1. Jacques Offenbach’s play ‘The tales of Hofmann’ directed in 1931–32 by Max Reinhardt. In the play the protagonist falls hopelessly in love with an automaton.
2. See Susan Best, ‘Just looking? The body, the gaze, and syncope’, in ‘Body’, AGNSW, Sydney 1997, p 89
© Art Gallery of New South Wales Contemporary Collection Handbook, 2006
The half doll
wood, paint and assemblage
Doll: 90.0 cm (height)
Signature & date
Signed on palm of hand, black fibre-tipped pen ".../ Bellmer". Not dated.
Not on display
© Hans Bellmer, 1971/ADAGP. Licensed by Viscopy, Sydney
Shown in 4 exhibitions
Body, Art Gallery of New South Wales, Sydney, 12 Sep 1997–16 Nov 1997
The surreal aesthetic, Art Gallery of New South Wales, Sydney, 28 Jul 2007–14 Oct 2007
2008 Biennale of Sydney: revolutions-forms that turn, Art Gallery of New South Wales, Sydney, 18 Jun 2008–07 Sep 2008
Soft Sculpture, National Gallery of Australia, Parkes, 24 Apr 2009–19 Jul 2009
Referenced in 8 publications
Art Gallery of New South Wales, Art Gallery of New South Wales annual report 1998, 'Exhibitions', pg. 20-24, Sydney, 1998, 22 (colour illus.).

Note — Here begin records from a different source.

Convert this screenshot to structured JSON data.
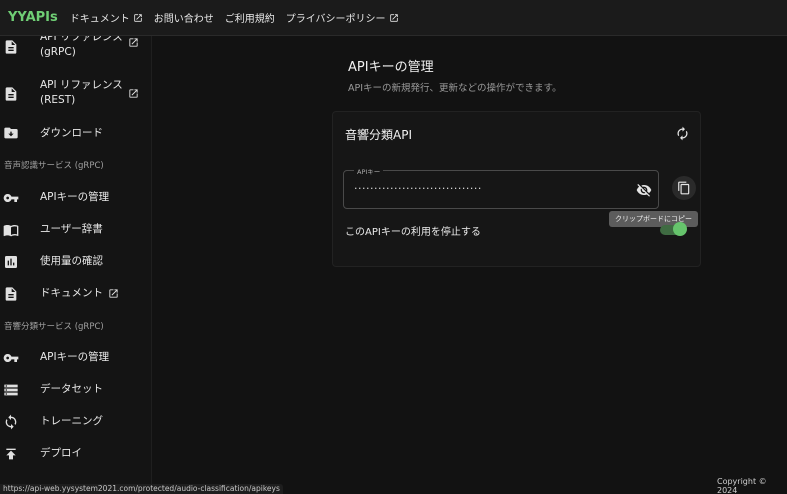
{
  "topbar": {
    "brand": "YYAPIs",
    "links": [
      {
        "label": "ドキュメント",
        "external": true
      },
      {
        "label": "お問い合わせ",
        "external": false
      },
      {
        "label": "ご利用規約",
        "external": false
      },
      {
        "label": "プライバシーポリシー",
        "external": true
      }
    ]
  },
  "sidebar": {
    "items": [
      {
        "label": "API リファレンス (gRPC)",
        "icon": "document-icon",
        "external": true
      },
      {
        "label": "API リファレンス (REST)",
        "icon": "document-icon",
        "external": true
      },
      {
        "label": "ダウンロード",
        "icon": "folder-download-icon",
        "external": false
      }
    ],
    "section_speech": "音声認識サービス (gRPC)",
    "speech_items": [
      {
        "label": "APIキーの管理",
        "icon": "key-icon"
      },
      {
        "label": "ユーザー辞書",
        "icon": "book-icon"
      },
      {
        "label": "使用量の確認",
        "icon": "chart-icon"
      },
      {
        "label": "ドキュメント",
        "icon": "document-icon",
        "external": true
      }
    ],
    "section_audio": "音響分類サービス (gRPC)",
    "audio_items": [
      {
        "label": "APIキーの管理",
        "icon": "key-icon"
      },
      {
        "label": "データセット",
        "icon": "dataset-icon"
      },
      {
        "label": "トレーニング",
        "icon": "training-icon"
      },
      {
        "label": "デプロイ",
        "icon": "deploy-icon"
      }
    ]
  },
  "main": {
    "title": "APIキーの管理",
    "subtitle": "APIキーの新規発行、更新などの操作ができます。",
    "card": {
      "title": "音響分類API",
      "key_label": "APIキー",
      "key_value": "································",
      "copy_tooltip": "クリップボードにコピー",
      "stop_label": "このAPIキーの利用を停止する",
      "stop_enabled": true,
      "accent": "#66c46c"
    }
  },
  "status_url": "https://api-web.yysystem2021.com/protected/audio-classification/apikeys",
  "copyright": "Copyright © 2024"
}
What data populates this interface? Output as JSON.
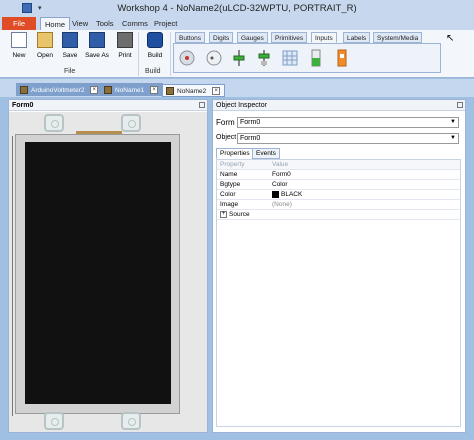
{
  "window": {
    "title": "Workshop 4 - NoName2(uLCD-32WPTU, PORTRAIT_R)"
  },
  "menu": {
    "file": "File",
    "tabs": [
      "Home",
      "View",
      "Tools",
      "Comms",
      "Project"
    ]
  },
  "ribbon": {
    "file_buttons": [
      "New",
      "Open",
      "Save",
      "Save As",
      "Print"
    ],
    "file_group": "File",
    "build_button": "Build",
    "build_group": "Build",
    "widget_tabs": [
      "Buttons",
      "Digits",
      "Gauges",
      "Primitives",
      "Inputs",
      "Labels",
      "System/Media"
    ],
    "active_widget_tab": "Inputs"
  },
  "doc_tabs": [
    {
      "label": "ArduinoVoltmeter2",
      "close": "×"
    },
    {
      "label": "NoName1",
      "close": "×"
    },
    {
      "label": "NoName2",
      "close": "×"
    }
  ],
  "form_pane": {
    "header": "Form0"
  },
  "inspector": {
    "header": "Object Inspector",
    "form_label": "Form",
    "form_value": "Form0",
    "object_label": "Object",
    "object_value": "Form0",
    "tabs": [
      "Properties",
      "Events"
    ],
    "columns": [
      "Property",
      "Value"
    ],
    "rows": [
      {
        "name": "Name",
        "value": "Form0"
      },
      {
        "name": "Bgtype",
        "value": "Color"
      },
      {
        "name": "Color",
        "value": "BLACK"
      },
      {
        "name": "Image",
        "value": "(None)"
      },
      {
        "name": "Source",
        "value": ""
      }
    ]
  },
  "colors": {
    "file_tab": "#e04c26",
    "ribbon_bg": "#f3f6fb",
    "screen": "#111111",
    "color_swatch": "#000000"
  }
}
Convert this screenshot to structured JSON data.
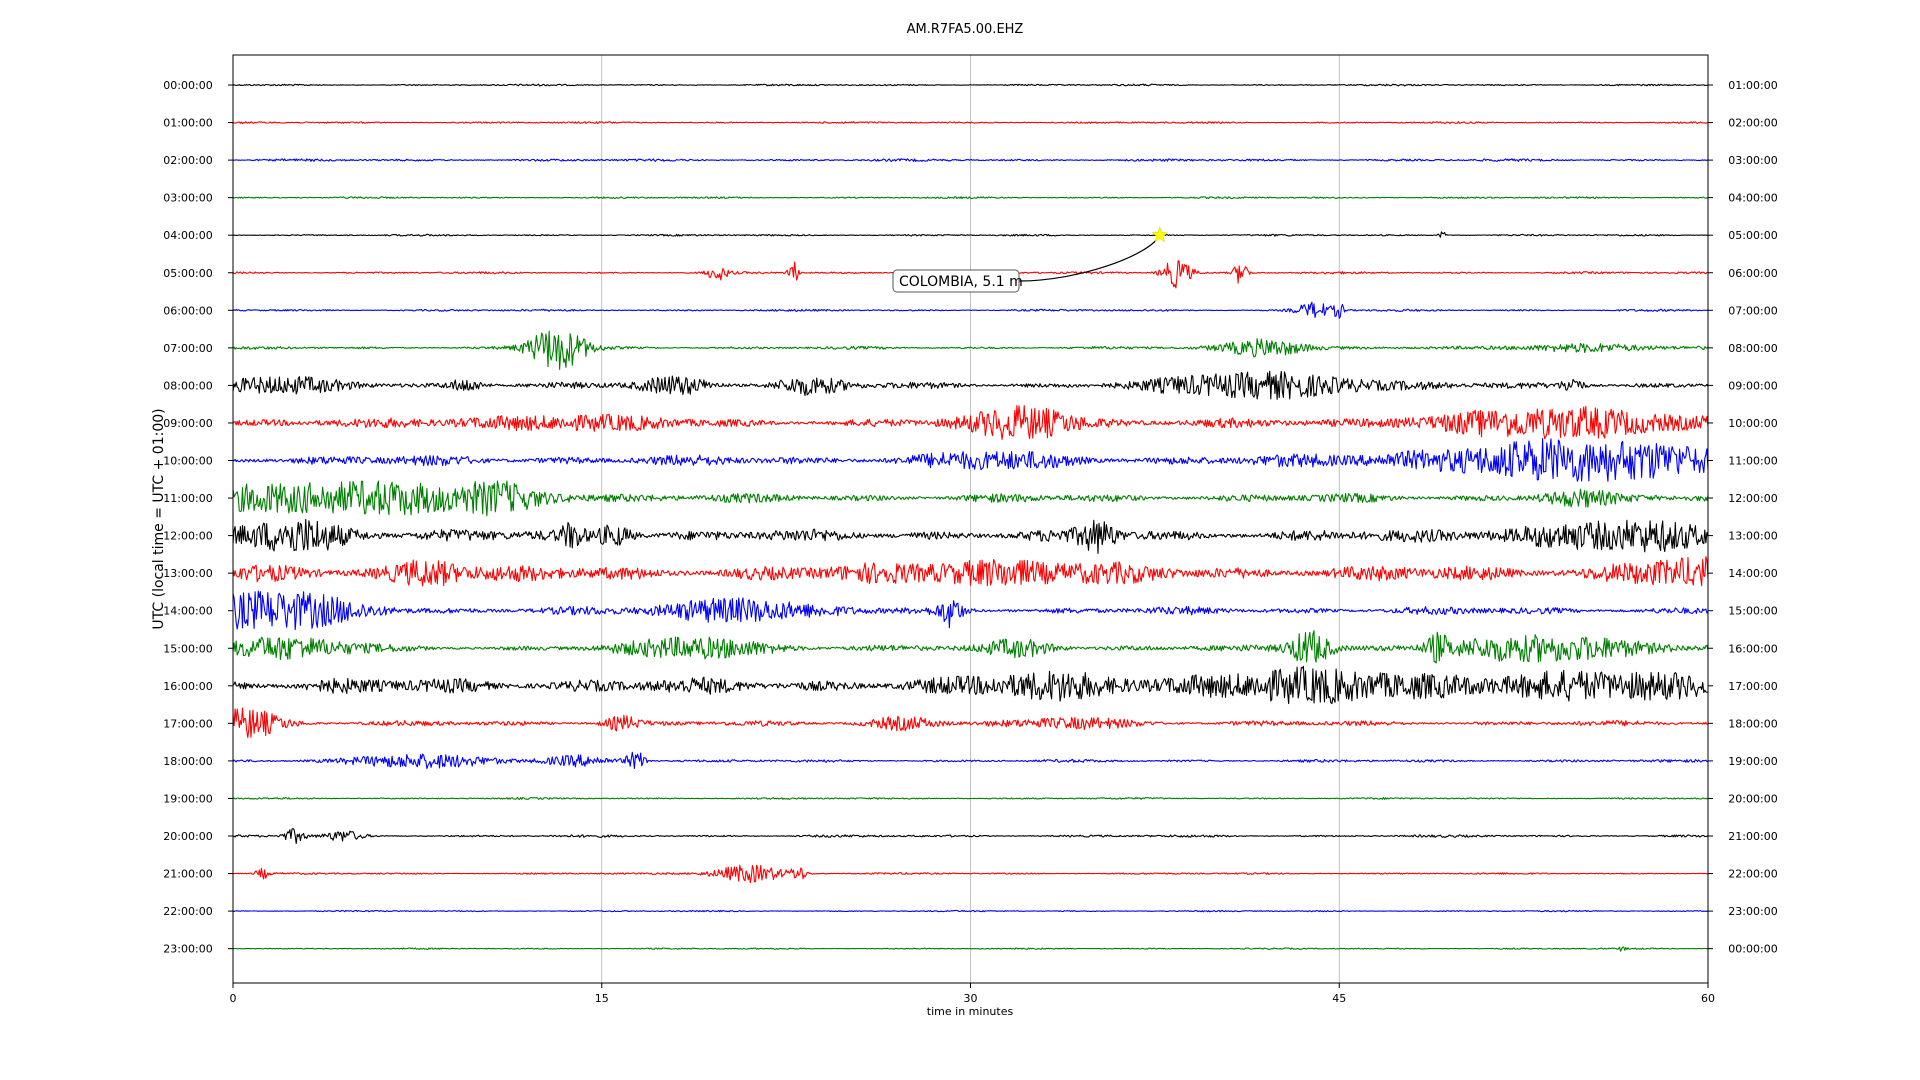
{
  "chart_data": {
    "type": "line",
    "title": "AM.R7FA5.00.EHZ",
    "xlabel": "time in minutes",
    "ylabel": "UTC (local time = UTC + 01:00)",
    "xlim": [
      0,
      60
    ],
    "x_ticks": [
      0,
      15,
      30,
      45,
      60
    ],
    "x_tick_labels": [
      "0",
      "15",
      "30",
      "45",
      "60"
    ],
    "grid": "vertical",
    "colors": [
      "#000000",
      "#ff0000",
      "#0000ff",
      "#008000"
    ],
    "left_labels": [
      "00:00:00",
      "01:00:00",
      "02:00:00",
      "03:00:00",
      "04:00:00",
      "05:00:00",
      "06:00:00",
      "07:00:00",
      "08:00:00",
      "09:00:00",
      "10:00:00",
      "11:00:00",
      "12:00:00",
      "13:00:00",
      "14:00:00",
      "15:00:00",
      "16:00:00",
      "17:00:00",
      "18:00:00",
      "19:00:00",
      "20:00:00",
      "21:00:00",
      "22:00:00",
      "23:00:00"
    ],
    "right_labels": [
      "01:00:00",
      "02:00:00",
      "03:00:00",
      "04:00:00",
      "05:00:00",
      "06:00:00",
      "07:00:00",
      "08:00:00",
      "09:00:00",
      "10:00:00",
      "11:00:00",
      "12:00:00",
      "13:00:00",
      "14:00:00",
      "15:00:00",
      "16:00:00",
      "17:00:00",
      "18:00:00",
      "19:00:00",
      "20:00:00",
      "21:00:00",
      "22:00:00",
      "23:00:00",
      "00:00:00"
    ],
    "rows": [
      {
        "base": 0.05,
        "bursts": []
      },
      {
        "base": 0.05,
        "bursts": []
      },
      {
        "base": 0.07,
        "bursts": []
      },
      {
        "base": 0.05,
        "bursts": []
      },
      {
        "base": 0.05,
        "bursts": [
          {
            "t": 49.2,
            "a": 0.2,
            "w": 0.1
          }
        ]
      },
      {
        "base": 0.06,
        "bursts": [
          {
            "t": 19.7,
            "a": 0.35,
            "w": 0.3
          },
          {
            "t": 22.8,
            "a": 0.55,
            "w": 0.15
          },
          {
            "t": 38.4,
            "a": 0.75,
            "w": 0.4
          },
          {
            "t": 41.0,
            "a": 0.6,
            "w": 0.2
          }
        ]
      },
      {
        "base": 0.06,
        "bursts": [
          {
            "t": 44.0,
            "a": 0.4,
            "w": 0.5
          },
          {
            "t": 45.0,
            "a": 0.35,
            "w": 0.15
          }
        ]
      },
      {
        "base": 0.08,
        "bursts": [
          {
            "t": 13.2,
            "a": 1.1,
            "w": 0.8
          },
          {
            "t": 42.0,
            "a": 0.45,
            "w": 1.2
          },
          {
            "t": 55.0,
            "a": 0.2,
            "w": 2.0
          }
        ]
      },
      {
        "base": 0.18,
        "bursts": [
          {
            "t": 1.5,
            "a": 0.35,
            "w": 2.0
          },
          {
            "t": 9.5,
            "a": 0.3,
            "w": 0.5
          },
          {
            "t": 18.0,
            "a": 0.4,
            "w": 1.0
          },
          {
            "t": 23.5,
            "a": 0.4,
            "w": 1.0
          },
          {
            "t": 42.0,
            "a": 0.6,
            "w": 3.0
          },
          {
            "t": 54.5,
            "a": 0.4,
            "w": 0.3
          }
        ]
      },
      {
        "base": 0.25,
        "bursts": [
          {
            "t": 13.0,
            "a": 0.3,
            "w": 3.0
          },
          {
            "t": 32.3,
            "a": 0.8,
            "w": 1.5
          },
          {
            "t": 54.0,
            "a": 0.65,
            "w": 4.0
          }
        ]
      },
      {
        "base": 0.3,
        "bursts": [
          {
            "t": 31.0,
            "a": 0.3,
            "w": 2.0
          },
          {
            "t": 55.0,
            "a": 0.9,
            "w": 5.0
          }
        ]
      },
      {
        "base": 0.25,
        "bursts": [
          {
            "t": 4.5,
            "a": 0.75,
            "w": 5.0
          },
          {
            "t": 10.8,
            "a": 0.35,
            "w": 1.0
          },
          {
            "t": 54.5,
            "a": 0.3,
            "w": 1.0
          }
        ]
      },
      {
        "base": 0.35,
        "bursts": [
          {
            "t": 2.5,
            "a": 0.8,
            "w": 1.5
          },
          {
            "t": 13.8,
            "a": 0.5,
            "w": 0.3
          },
          {
            "t": 15.5,
            "a": 0.5,
            "w": 0.5
          },
          {
            "t": 35.2,
            "a": 0.7,
            "w": 0.5
          },
          {
            "t": 56.0,
            "a": 0.6,
            "w": 3.0
          }
        ]
      },
      {
        "base": 0.45,
        "bursts": [
          {
            "t": 8.0,
            "a": 0.6,
            "w": 1.0
          },
          {
            "t": 31.0,
            "a": 0.5,
            "w": 3.0
          },
          {
            "t": 59.0,
            "a": 0.5,
            "w": 2.0
          }
        ]
      },
      {
        "base": 0.22,
        "bursts": [
          {
            "t": 1.5,
            "a": 0.9,
            "w": 2.5
          },
          {
            "t": 20.5,
            "a": 0.6,
            "w": 2.0
          },
          {
            "t": 29.2,
            "a": 0.7,
            "w": 0.3
          }
        ]
      },
      {
        "base": 0.18,
        "bursts": [
          {
            "t": 2.0,
            "a": 0.5,
            "w": 2.0
          },
          {
            "t": 19.0,
            "a": 0.5,
            "w": 2.0
          },
          {
            "t": 32.0,
            "a": 0.4,
            "w": 1.0
          },
          {
            "t": 43.8,
            "a": 0.9,
            "w": 0.6
          },
          {
            "t": 49.0,
            "a": 0.6,
            "w": 0.3
          },
          {
            "t": 53.5,
            "a": 0.6,
            "w": 3.0
          }
        ]
      },
      {
        "base": 0.45,
        "bursts": [
          {
            "t": 33.5,
            "a": 0.5,
            "w": 2.0
          },
          {
            "t": 45.0,
            "a": 0.6,
            "w": 4.0
          },
          {
            "t": 57.0,
            "a": 0.5,
            "w": 3.0
          }
        ]
      },
      {
        "base": 0.15,
        "bursts": [
          {
            "t": 0.5,
            "a": 0.75,
            "w": 1.0
          },
          {
            "t": 15.8,
            "a": 0.35,
            "w": 0.5
          },
          {
            "t": 27.3,
            "a": 0.3,
            "w": 1.0
          },
          {
            "t": 34.5,
            "a": 0.25,
            "w": 1.5
          }
        ]
      },
      {
        "base": 0.08,
        "bursts": [
          {
            "t": 7.5,
            "a": 0.35,
            "w": 2.0
          },
          {
            "t": 14.0,
            "a": 0.25,
            "w": 1.0
          },
          {
            "t": 16.4,
            "a": 0.45,
            "w": 0.3
          }
        ]
      },
      {
        "base": 0.05,
        "bursts": []
      },
      {
        "base": 0.07,
        "bursts": [
          {
            "t": 2.5,
            "a": 0.35,
            "w": 0.3
          },
          {
            "t": 4.5,
            "a": 0.25,
            "w": 0.5
          }
        ]
      },
      {
        "base": 0.05,
        "bursts": [
          {
            "t": 1.2,
            "a": 0.25,
            "w": 0.2
          },
          {
            "t": 21.0,
            "a": 0.45,
            "w": 1.0
          },
          {
            "t": 23.0,
            "a": 0.35,
            "w": 0.2
          }
        ]
      },
      {
        "base": 0.04,
        "bursts": []
      },
      {
        "base": 0.04,
        "bursts": [
          {
            "t": 56.5,
            "a": 0.12,
            "w": 0.1
          }
        ]
      }
    ],
    "annotation": {
      "text": "COLOMBIA, 5.1 m",
      "row": 4,
      "t": 37.7,
      "marker": "star",
      "marker_color": "#ffff00"
    }
  }
}
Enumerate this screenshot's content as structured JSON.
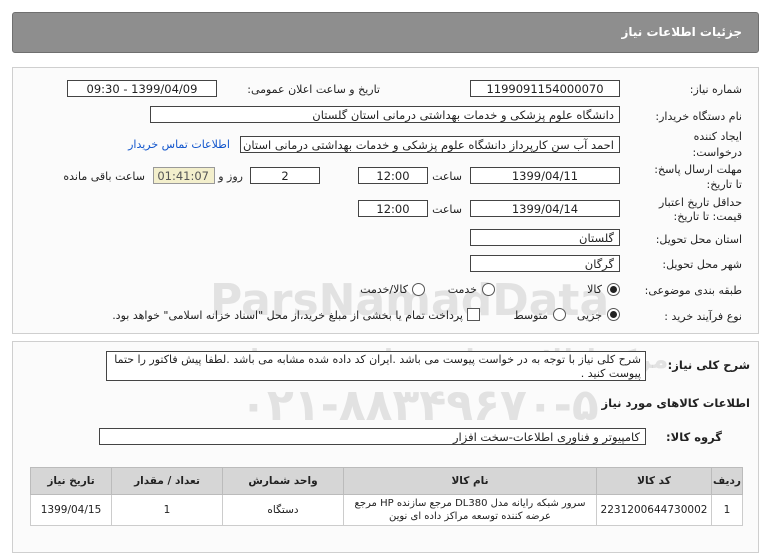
{
  "header": {
    "title": "جزئیات اطلاعات نیاز"
  },
  "form": {
    "need_number_label": "شماره نیاز:",
    "need_number": "1199091154000070",
    "announce_label": "تاریخ و ساعت اعلان عمومی:",
    "announce_value": "1399/04/09 - 09:30",
    "buyer_org_label": "نام دستگاه خریدار:",
    "buyer_org": "دانشگاه علوم پزشکی و خدمات بهداشتی درمانی استان گلستان",
    "creator_label_1": "ایجاد کننده",
    "creator_label_2": "درخواست:",
    "creator": "احمد آب سن کارپرداز دانشگاه علوم پزشکی و خدمات بهداشتی درمانی استان",
    "contact_link": "اطلاعات تماس خریدار",
    "deadline_label_1": "مهلت ارسال پاسخ:",
    "deadline_label_2": "تا تاریخ:",
    "deadline_date": "1399/04/11",
    "time_label": "ساعت",
    "deadline_time": "12:00",
    "days_value": "2",
    "days_label": "روز و",
    "remaining_time": "01:41:07",
    "remaining_label": "ساعت باقی مانده",
    "validity_label_1": "حداقل تاریخ اعتبار",
    "validity_label_2": "قیمت: تا تاریخ:",
    "validity_date": "1399/04/14",
    "validity_time": "12:00",
    "province_label": "استان محل تحویل:",
    "province": "گلستان",
    "city_label": "شهر محل تحویل:",
    "city": "گرگان",
    "category_label": "طبقه بندی موضوعی:",
    "category_options": [
      "کالا",
      "خدمت",
      "کالا/خدمت"
    ],
    "category_selected": "کالا",
    "process_label": "نوع فرآیند خرید :",
    "process_options": [
      "جزیی",
      "متوسط"
    ],
    "process_selected": "جزیی",
    "payment_note": "پرداخت تمام یا بخشی از مبلغ خرید،از محل \"اسناد خزانه اسلامی\" خواهد بود."
  },
  "description": {
    "label": "شرح کلی نیاز:",
    "text": "شرح کلی نیاز با توجه به در خواست پیوست می باشد .ایران کد داده شده مشابه می باشد .لطفا پیش فاکتور را حتما پیوست کنید ."
  },
  "items_section": {
    "title": "اطلاعات کالاهای مورد نیاز",
    "group_label": "گروه کالا:",
    "group_value": "کامپیوتر و فناوری اطلاعات-سخت افزار",
    "columns": [
      "ردیف",
      "کد کالا",
      "نام کالا",
      "واحد شمارش",
      "تعداد / مقدار",
      "تاریخ نیاز"
    ],
    "rows": [
      {
        "row": "1",
        "code": "2231200644730002",
        "name": "سرور شبکه رایانه مدل DL380 مرجع سازنده HP مرجع عرضه کننده توسعه مراکز داده ای نوین",
        "unit": "دستگاه",
        "qty": "1",
        "date": "1399/04/15"
      }
    ]
  },
  "watermark": {
    "line1": "ParsNamadData",
    "line2": "مرکز اطلاع رسانی مناقصه و مزایده",
    "line3": "۰۲۱-۸۸۳۴۹۶۷۰-۵"
  }
}
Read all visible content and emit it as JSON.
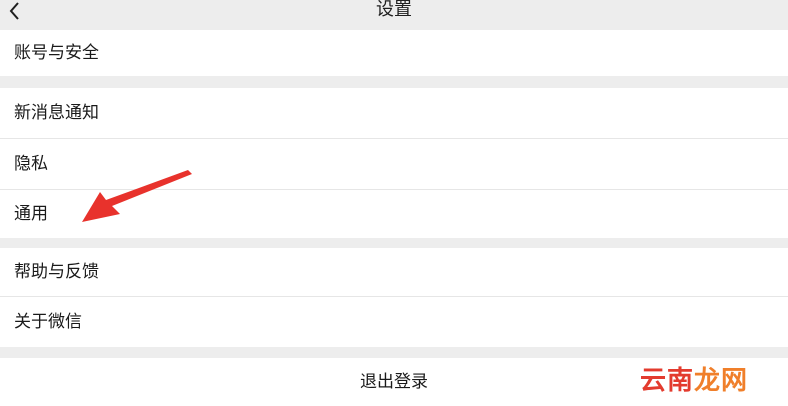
{
  "header": {
    "title": "设置",
    "back_icon": "chevron-left-icon"
  },
  "groups": [
    {
      "items": [
        "账号与安全"
      ]
    },
    {
      "items": [
        "新消息通知",
        "隐私",
        "通用"
      ]
    },
    {
      "items": [
        "帮助与反馈",
        "关于微信"
      ]
    }
  ],
  "logout": {
    "label": "退出登录"
  },
  "watermark": {
    "part1": "云南",
    "part2": "龙网"
  },
  "colors": {
    "background": "#ededed",
    "row": "#ffffff",
    "arrow": "#e8322c"
  }
}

Marie-Lauré Bernadac, Fémininmasculin : le sexe de l'art, Paris, 1995, 161. cat.no. 220, Exhibition at the Centre national d'art et de culture Georges Pompidou, 24 Oct 1995 - 12 Feb 1996. Not AGNSW doll another doll from the edition of nine was exhibited.
Anthony Bond, Contemporary: Art Gallery of New South Wales Contemporary Collection, 'Imagining the body', pg.246-289, Sydney, 2006, 248, 252, 253 (colour illus.).
Anthony Bond, Body, 'Embodying the Real', pg. 11-80, Sydney, 1997, 65, 66 (colour illus.), 89. figure 92, cat.no. 12
Musée d'art et d'histoire, Geneva, Les figures de la liberté, Geneva, 1995, book spine (illus.), 76 (illus.). cat.no. 18, illustrations are not of AGNSW doll, they are of another work from the edition of nine. This doll has a long sock and different shoe and the date 1939-45.
Leon Paroissien and Dinah Dysart (Editors), Art and Australia (Vol. 34, No. 3), 'Exhibition Commentary: recent aquisitions from State Galleries', pg.129, Sydney, Jan 1997-Mar 1997, 129 (colour illus.).
Lucina Ward, Soft sculpture, 'SOFT sculpture, modernity, minimalism and the body', pg.5-25, Canberra, 2009, 9 (colour illus.).
Peter Webb and Robert Short, Hans Bellmer, 'Paris, 1955-75', pg.223-268, London, 1985, 263. This chapter refers to the nine versions of 'La demie poupée', editions are not individually mentioned.